■ **Directions**:
From the entries, copy every line that carries the string "true".
BEGIN Data to examine
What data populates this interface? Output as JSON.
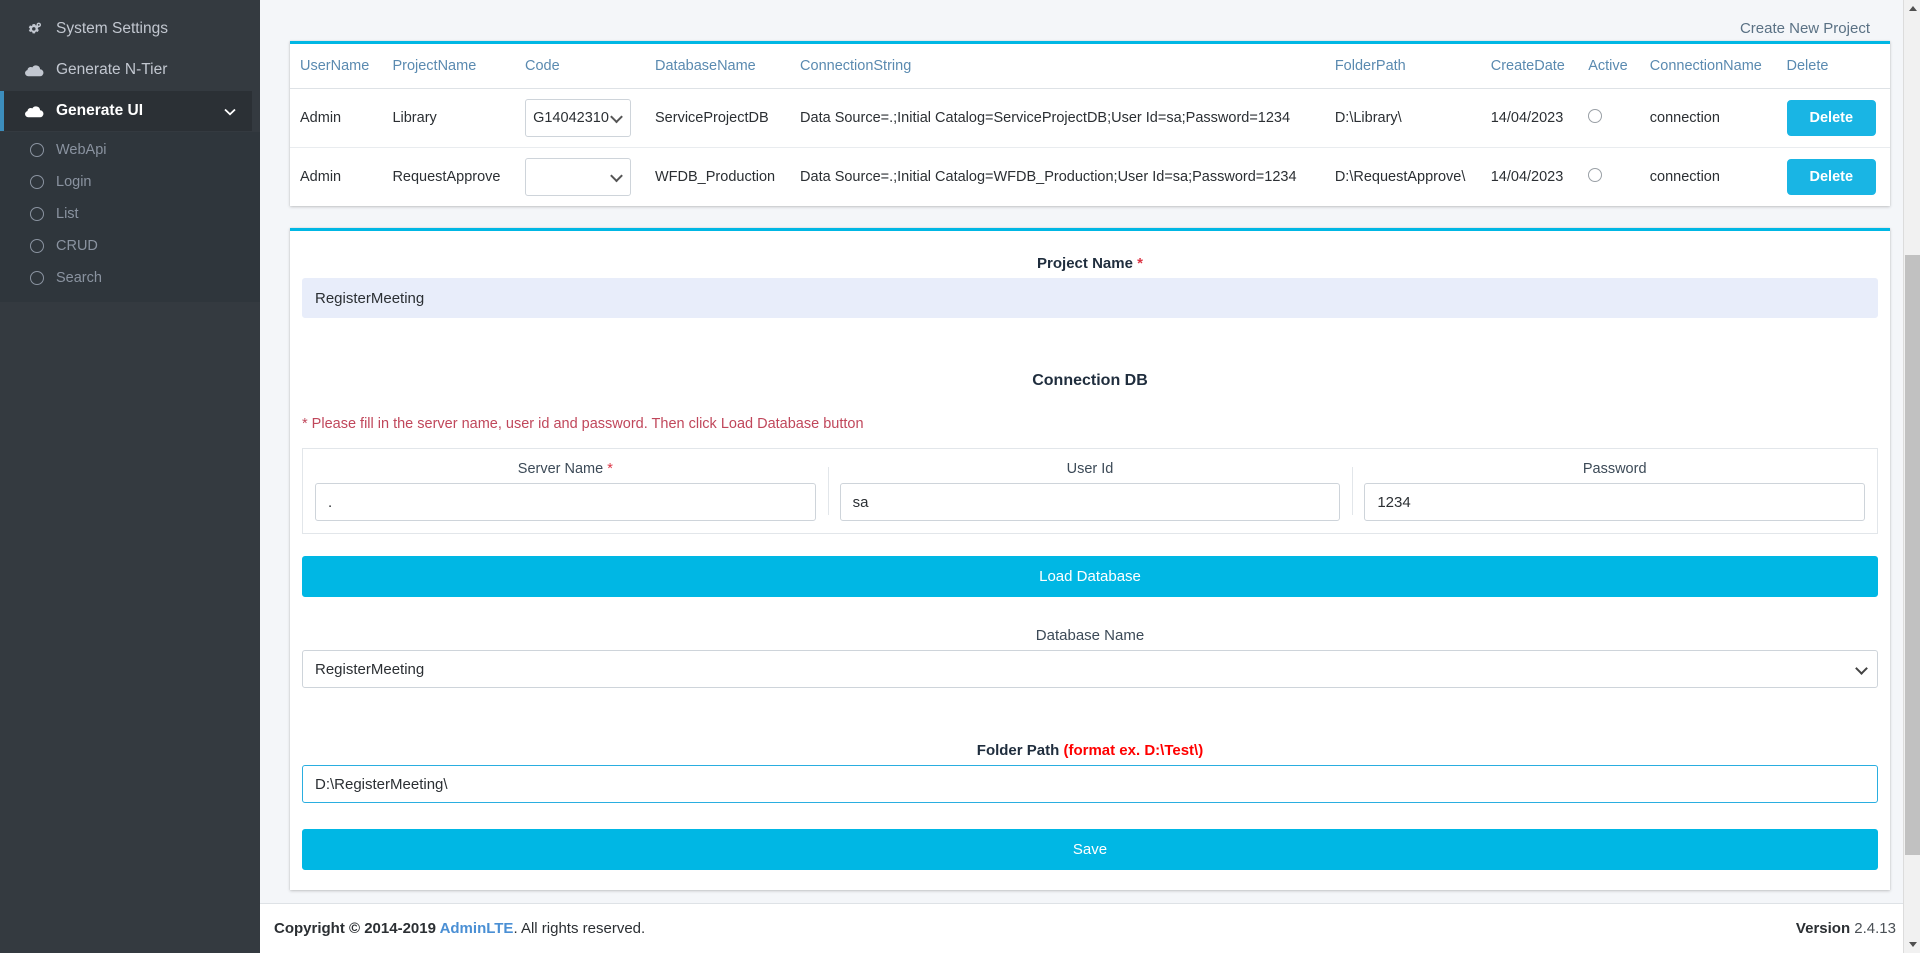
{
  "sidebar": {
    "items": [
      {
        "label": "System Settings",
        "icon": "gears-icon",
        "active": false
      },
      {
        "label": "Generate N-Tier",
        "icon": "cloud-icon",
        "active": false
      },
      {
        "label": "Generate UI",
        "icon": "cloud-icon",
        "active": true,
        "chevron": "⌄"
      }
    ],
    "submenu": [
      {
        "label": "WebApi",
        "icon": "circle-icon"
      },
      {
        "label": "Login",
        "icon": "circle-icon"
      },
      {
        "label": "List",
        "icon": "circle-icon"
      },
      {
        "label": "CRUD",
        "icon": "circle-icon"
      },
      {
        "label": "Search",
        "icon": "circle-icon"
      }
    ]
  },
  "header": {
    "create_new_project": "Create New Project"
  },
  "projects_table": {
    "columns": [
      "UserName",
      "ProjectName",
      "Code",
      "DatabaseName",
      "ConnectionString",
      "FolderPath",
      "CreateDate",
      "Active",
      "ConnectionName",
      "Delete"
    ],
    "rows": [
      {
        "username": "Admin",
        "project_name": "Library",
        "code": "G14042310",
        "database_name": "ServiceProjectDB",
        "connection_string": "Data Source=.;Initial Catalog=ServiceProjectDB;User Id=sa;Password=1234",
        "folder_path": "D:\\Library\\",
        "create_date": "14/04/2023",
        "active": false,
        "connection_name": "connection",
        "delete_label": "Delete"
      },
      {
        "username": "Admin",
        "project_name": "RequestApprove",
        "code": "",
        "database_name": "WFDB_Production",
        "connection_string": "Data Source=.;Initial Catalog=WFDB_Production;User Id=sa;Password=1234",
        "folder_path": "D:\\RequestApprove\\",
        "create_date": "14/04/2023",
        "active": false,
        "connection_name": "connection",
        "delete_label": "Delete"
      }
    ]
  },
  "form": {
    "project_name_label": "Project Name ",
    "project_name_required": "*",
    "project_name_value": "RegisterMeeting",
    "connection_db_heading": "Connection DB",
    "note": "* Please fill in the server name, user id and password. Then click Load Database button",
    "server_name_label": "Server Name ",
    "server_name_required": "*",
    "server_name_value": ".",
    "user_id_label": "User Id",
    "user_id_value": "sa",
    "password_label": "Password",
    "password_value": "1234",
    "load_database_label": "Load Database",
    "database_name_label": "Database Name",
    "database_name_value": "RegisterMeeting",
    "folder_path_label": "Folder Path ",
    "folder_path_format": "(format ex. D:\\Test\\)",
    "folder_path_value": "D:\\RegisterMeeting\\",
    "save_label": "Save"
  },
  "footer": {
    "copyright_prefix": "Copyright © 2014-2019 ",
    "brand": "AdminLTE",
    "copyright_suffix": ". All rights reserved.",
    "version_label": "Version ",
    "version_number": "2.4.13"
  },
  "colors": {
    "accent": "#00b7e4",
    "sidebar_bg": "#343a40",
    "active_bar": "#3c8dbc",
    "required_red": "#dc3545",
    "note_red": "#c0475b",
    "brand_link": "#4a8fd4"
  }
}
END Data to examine
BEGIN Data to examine
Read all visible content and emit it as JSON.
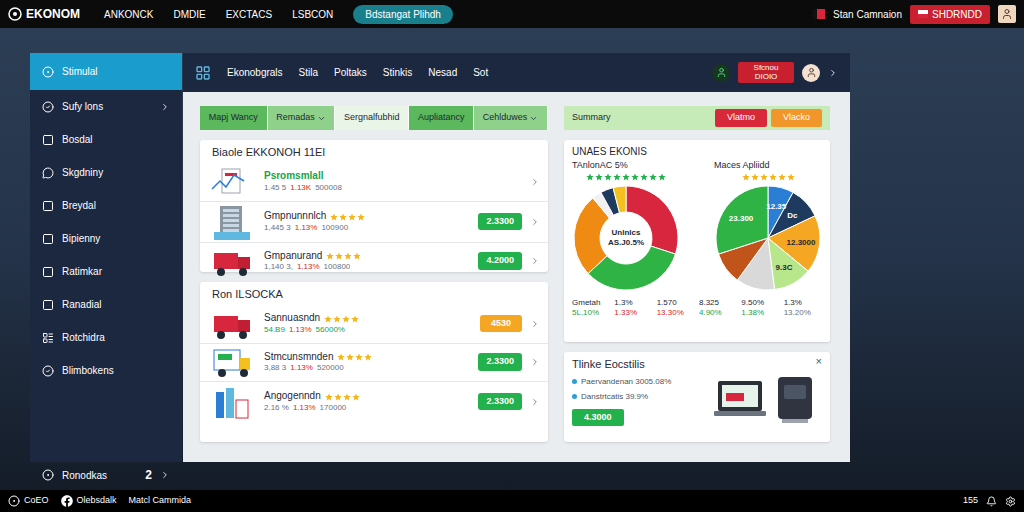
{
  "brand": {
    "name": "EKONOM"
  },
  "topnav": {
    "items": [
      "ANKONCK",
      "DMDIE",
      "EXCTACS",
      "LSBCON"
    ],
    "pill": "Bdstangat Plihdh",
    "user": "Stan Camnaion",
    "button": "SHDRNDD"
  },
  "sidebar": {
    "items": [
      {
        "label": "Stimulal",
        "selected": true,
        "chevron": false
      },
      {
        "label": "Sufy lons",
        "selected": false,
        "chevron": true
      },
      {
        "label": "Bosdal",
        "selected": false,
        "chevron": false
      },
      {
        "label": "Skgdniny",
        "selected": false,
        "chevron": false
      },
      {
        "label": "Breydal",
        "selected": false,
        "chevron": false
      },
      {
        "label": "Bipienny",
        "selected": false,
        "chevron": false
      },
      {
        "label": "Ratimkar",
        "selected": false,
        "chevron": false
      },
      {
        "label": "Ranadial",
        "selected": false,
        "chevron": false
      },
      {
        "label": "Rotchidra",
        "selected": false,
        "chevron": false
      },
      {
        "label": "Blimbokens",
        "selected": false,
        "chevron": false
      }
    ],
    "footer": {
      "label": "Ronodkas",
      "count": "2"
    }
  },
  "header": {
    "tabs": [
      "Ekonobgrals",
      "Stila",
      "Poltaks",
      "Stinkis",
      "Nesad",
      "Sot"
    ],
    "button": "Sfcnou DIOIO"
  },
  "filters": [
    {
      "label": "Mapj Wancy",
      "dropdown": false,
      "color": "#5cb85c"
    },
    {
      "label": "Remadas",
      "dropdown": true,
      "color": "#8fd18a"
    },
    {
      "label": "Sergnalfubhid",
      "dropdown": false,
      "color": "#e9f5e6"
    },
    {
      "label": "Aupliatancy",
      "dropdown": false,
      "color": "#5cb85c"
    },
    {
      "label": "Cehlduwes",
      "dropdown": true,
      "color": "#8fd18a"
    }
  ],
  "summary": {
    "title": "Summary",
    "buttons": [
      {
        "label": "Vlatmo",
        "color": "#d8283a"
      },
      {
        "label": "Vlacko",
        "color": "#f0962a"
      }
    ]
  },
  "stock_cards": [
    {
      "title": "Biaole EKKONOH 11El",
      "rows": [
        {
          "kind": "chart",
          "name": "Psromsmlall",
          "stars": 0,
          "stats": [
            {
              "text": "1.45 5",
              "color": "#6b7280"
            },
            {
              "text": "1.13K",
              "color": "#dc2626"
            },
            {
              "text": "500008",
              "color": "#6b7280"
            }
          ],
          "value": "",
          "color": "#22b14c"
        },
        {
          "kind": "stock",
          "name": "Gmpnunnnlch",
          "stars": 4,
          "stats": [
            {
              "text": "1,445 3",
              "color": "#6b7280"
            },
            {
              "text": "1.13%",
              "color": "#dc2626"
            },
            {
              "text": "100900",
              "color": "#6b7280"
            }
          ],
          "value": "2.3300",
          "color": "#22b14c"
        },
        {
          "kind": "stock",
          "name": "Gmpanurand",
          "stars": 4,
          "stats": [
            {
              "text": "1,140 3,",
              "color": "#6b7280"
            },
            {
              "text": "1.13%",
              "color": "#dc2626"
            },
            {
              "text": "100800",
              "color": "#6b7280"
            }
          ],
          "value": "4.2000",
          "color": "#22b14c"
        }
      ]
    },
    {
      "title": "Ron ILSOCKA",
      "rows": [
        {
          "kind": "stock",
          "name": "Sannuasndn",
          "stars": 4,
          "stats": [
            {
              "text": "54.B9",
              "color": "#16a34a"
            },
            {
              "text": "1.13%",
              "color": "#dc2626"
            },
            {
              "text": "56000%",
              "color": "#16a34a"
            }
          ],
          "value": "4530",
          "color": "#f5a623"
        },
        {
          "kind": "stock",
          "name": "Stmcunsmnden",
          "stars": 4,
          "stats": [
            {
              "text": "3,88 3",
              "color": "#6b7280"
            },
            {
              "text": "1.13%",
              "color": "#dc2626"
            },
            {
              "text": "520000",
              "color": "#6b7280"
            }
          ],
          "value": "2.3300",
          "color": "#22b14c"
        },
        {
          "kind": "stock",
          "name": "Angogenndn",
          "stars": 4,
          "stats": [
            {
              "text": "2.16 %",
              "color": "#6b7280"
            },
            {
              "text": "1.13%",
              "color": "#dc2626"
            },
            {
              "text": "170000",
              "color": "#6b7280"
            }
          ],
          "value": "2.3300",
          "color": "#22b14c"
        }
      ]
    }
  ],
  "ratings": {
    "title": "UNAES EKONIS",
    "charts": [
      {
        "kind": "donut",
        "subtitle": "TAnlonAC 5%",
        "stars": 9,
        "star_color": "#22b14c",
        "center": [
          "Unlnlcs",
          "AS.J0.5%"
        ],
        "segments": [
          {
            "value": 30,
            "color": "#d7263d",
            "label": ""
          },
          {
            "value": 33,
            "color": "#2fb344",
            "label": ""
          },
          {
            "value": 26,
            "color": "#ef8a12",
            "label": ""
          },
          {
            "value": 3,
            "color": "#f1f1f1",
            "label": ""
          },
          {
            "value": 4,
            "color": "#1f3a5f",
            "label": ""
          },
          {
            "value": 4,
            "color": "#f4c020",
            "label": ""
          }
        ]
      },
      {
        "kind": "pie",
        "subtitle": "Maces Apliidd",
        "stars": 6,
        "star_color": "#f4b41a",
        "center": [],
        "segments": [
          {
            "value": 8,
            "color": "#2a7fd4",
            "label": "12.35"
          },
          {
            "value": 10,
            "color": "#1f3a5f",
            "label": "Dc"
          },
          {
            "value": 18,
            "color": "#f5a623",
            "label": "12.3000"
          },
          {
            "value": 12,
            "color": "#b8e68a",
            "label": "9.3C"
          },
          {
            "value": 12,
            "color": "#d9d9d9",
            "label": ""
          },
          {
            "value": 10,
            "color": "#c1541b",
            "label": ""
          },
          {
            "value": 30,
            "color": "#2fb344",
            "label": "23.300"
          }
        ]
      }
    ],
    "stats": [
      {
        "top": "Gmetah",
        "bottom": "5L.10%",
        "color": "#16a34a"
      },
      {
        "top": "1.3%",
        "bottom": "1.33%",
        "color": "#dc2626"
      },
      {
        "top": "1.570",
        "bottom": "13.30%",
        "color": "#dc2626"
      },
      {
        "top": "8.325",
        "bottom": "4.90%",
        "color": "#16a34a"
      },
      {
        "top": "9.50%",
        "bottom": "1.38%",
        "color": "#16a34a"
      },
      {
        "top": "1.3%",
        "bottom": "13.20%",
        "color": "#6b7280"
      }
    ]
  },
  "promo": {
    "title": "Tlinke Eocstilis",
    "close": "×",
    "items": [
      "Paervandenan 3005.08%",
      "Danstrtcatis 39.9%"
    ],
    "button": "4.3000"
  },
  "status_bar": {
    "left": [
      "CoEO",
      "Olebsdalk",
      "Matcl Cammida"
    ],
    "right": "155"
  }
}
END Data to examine
■ **Answer area**:
        "active": true,
        "selected": true,
        "chevron": true
      "dropdown": true,
      "dropdown": true,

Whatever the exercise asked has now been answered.